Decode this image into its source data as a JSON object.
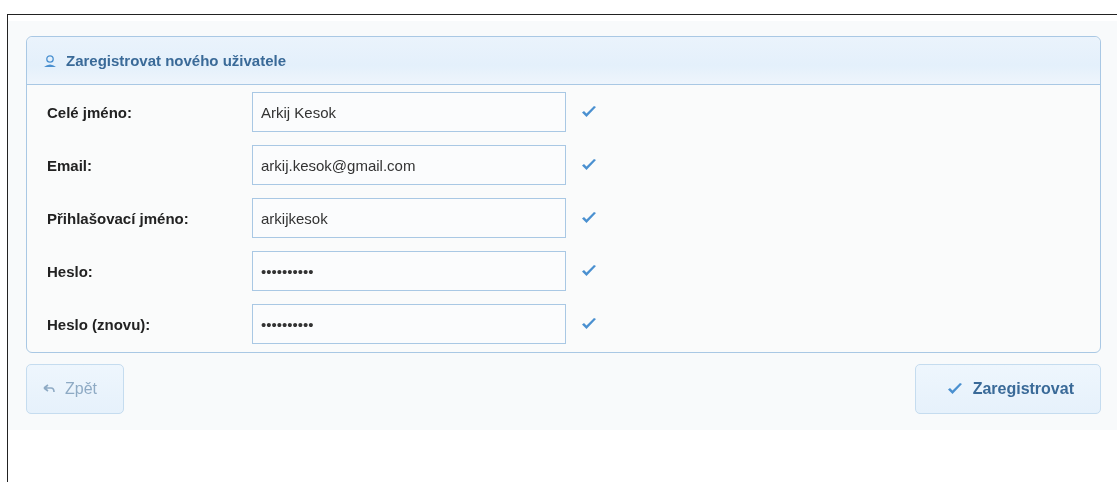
{
  "panel": {
    "title": "Zaregistrovat nového uživatele"
  },
  "fields": [
    {
      "label": "Celé jméno:",
      "value": "Arkij Kesok",
      "valid": true
    },
    {
      "label": "Email:",
      "value": "arkij.kesok@gmail.com",
      "valid": true
    },
    {
      "label": "Přihlašovací jméno:",
      "value": "arkijkesok",
      "valid": true
    },
    {
      "label": "Heslo:",
      "value": "••••••••••",
      "valid": true
    },
    {
      "label": "Heslo (znovu):",
      "value": "••••••••••",
      "valid": true
    }
  ],
  "buttons": [
    {
      "kind": "back",
      "label": "Zpět",
      "disabled": true
    },
    {
      "kind": "submit",
      "label": "Zaregistrovat",
      "disabled": false
    }
  ]
}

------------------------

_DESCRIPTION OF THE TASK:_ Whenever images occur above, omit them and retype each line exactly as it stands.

_ANSWER FOR THE TASK:_
Decode this image into its source data as a JSON object.
{
  "panel": {
    "title": "Zaregistrovat nového uživatele"
  },
  "fields": [
    {
      "label": "Celé jméno:",
      "value": "Arkij Kesok",
      "valid": true
    },
    {
      "label": "Email:",
      "value": "arkij.kesok@gmail.com",
      "valid": true
    },
    {
      "label": "Přihlašovací jméno:",
      "value": "arkijkesok",
      "valid": true
    },
    {
      "label": "Heslo:",
      "value": "••••••••••",
      "valid": true
    },
    {
      "label": "Heslo (znovu):",
      "value": "••••••••••",
      "valid": true
    }
  ],
  "buttons": [
    {
      "kind": "back",
      "label": "Zpět",
      "disabled": true
    },
    {
      "kind": "submit",
      "label": "Zaregistrovat",
      "disabled": false
    }
  ]
}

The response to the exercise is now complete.